This is cool....although i think band have somehat ran out of ideas....nothing beats "Painkiller". This album has some definite great points, that being said...
on 2008-09-08 dscanland Said:
Now that I've spent a couple listens on Nostradamus I have to concede to SolitaryMan's scathing review. Yes, there are some very impressive highlights on the album but there are WAY too many slow songs. I got terribly bored every time I listened all the way through both of the discs. Back to my original comment, If the Priest were a little more selective in their song selection in the first place, weeding out some of the pretentious crap this could have been an amazing album. They really just need a little more meat and not as many vegetables.

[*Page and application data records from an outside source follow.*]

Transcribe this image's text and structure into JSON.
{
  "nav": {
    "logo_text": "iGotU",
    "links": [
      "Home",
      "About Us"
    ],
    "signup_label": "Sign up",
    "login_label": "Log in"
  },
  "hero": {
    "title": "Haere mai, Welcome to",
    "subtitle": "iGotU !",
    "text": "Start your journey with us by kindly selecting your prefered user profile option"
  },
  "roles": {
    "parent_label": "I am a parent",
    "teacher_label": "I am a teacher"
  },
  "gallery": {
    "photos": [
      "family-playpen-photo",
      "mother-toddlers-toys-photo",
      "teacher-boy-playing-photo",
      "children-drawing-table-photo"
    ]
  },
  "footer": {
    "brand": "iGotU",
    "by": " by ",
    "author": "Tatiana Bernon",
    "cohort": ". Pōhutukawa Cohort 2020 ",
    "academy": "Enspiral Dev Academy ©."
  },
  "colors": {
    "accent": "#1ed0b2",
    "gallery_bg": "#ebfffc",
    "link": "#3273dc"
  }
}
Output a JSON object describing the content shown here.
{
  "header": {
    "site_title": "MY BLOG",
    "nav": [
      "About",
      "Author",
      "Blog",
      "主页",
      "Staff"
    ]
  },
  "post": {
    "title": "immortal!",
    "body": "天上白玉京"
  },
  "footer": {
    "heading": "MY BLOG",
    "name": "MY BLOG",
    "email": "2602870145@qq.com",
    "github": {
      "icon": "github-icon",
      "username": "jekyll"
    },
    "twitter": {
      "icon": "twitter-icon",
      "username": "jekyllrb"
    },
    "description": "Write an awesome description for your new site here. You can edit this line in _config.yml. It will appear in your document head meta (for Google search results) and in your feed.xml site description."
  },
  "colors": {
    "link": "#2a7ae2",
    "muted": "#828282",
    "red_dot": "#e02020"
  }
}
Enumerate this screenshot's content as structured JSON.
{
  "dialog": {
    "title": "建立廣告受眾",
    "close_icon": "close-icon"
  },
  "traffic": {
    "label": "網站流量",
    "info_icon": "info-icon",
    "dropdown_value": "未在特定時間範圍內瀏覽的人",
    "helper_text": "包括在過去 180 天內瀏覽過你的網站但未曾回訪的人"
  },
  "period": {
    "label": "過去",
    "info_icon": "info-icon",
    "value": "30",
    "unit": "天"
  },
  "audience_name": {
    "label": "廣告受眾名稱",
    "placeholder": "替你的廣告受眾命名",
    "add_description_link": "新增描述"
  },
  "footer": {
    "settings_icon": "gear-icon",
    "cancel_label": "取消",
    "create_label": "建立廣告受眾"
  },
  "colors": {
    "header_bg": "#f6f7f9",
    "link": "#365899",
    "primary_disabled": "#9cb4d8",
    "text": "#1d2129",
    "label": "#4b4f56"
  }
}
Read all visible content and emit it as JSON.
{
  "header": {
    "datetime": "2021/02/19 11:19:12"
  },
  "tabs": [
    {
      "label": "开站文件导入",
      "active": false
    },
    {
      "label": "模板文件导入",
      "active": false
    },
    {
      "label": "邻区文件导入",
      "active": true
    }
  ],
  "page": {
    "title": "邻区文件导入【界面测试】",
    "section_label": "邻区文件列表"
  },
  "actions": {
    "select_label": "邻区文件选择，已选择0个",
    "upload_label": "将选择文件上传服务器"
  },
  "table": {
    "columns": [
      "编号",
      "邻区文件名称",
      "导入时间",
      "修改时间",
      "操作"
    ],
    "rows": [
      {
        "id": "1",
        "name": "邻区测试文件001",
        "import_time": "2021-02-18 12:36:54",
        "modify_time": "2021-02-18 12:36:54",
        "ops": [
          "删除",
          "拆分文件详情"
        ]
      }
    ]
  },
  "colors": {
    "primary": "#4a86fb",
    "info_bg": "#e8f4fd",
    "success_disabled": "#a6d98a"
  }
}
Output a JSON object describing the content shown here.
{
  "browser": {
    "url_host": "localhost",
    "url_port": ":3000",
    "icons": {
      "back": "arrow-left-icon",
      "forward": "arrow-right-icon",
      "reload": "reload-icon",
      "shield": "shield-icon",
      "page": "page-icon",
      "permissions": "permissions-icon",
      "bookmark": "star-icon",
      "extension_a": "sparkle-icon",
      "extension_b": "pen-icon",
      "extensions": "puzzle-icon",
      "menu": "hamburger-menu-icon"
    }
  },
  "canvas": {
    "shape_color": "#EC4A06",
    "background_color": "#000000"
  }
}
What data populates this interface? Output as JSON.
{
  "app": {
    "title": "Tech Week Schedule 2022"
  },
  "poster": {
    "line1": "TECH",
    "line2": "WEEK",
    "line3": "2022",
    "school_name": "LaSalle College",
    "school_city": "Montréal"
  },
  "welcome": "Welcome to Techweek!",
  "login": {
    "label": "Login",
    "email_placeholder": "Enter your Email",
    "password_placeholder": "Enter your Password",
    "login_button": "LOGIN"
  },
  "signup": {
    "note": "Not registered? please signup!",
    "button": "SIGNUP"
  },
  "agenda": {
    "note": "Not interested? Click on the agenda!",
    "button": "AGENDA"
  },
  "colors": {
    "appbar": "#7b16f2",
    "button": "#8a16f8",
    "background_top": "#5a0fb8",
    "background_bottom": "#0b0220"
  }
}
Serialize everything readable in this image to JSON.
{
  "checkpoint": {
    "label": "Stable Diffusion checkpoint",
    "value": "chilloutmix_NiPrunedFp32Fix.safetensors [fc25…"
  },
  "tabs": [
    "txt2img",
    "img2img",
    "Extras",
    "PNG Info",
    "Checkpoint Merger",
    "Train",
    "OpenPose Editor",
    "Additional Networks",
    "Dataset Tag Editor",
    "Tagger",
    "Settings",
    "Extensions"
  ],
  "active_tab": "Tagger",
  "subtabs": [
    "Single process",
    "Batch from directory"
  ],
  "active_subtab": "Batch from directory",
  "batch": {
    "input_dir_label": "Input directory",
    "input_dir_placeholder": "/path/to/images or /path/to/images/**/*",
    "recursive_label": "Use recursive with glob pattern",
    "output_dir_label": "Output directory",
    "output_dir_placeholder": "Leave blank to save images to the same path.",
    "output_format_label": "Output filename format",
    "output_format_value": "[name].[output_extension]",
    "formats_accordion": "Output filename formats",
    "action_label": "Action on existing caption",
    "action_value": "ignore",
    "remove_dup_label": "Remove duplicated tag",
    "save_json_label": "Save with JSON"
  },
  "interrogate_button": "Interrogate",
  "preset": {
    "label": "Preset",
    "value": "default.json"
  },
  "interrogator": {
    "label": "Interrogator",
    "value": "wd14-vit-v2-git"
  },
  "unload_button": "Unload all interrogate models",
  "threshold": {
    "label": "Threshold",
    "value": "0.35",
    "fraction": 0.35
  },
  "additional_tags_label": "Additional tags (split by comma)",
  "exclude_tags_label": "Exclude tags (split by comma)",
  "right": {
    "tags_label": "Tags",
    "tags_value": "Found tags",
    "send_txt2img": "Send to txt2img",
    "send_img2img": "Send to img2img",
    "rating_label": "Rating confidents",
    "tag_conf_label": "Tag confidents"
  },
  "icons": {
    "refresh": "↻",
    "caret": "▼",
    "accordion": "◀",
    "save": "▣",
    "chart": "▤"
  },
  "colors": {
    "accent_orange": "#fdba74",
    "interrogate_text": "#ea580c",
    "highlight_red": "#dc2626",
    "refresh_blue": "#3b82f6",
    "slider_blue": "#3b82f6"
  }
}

on 2008-08-03 kev_stev Said:
Reminds me of Coheed and Cambria's failings with GAIV, haha
on 2008-07-30 SolitaryMan Said:
There are a few decent tracks, but why focus on them when it's the album's worth of material Priest are trying to sell? This is a concept album, and as such it falls flat on it's face. I couldn't have given it a better rating, perhaps just talked a bit more about the few good moments.
on 2008-07-30 dscanland Said:
Wow Kev, That was a harsh review. I admit, Judas Priest should have been a little more selective in their song selection, bringing it down to one disc, but the good songs make up for it. I hope to have a review up shortly, giving a little more praise than Kevin did.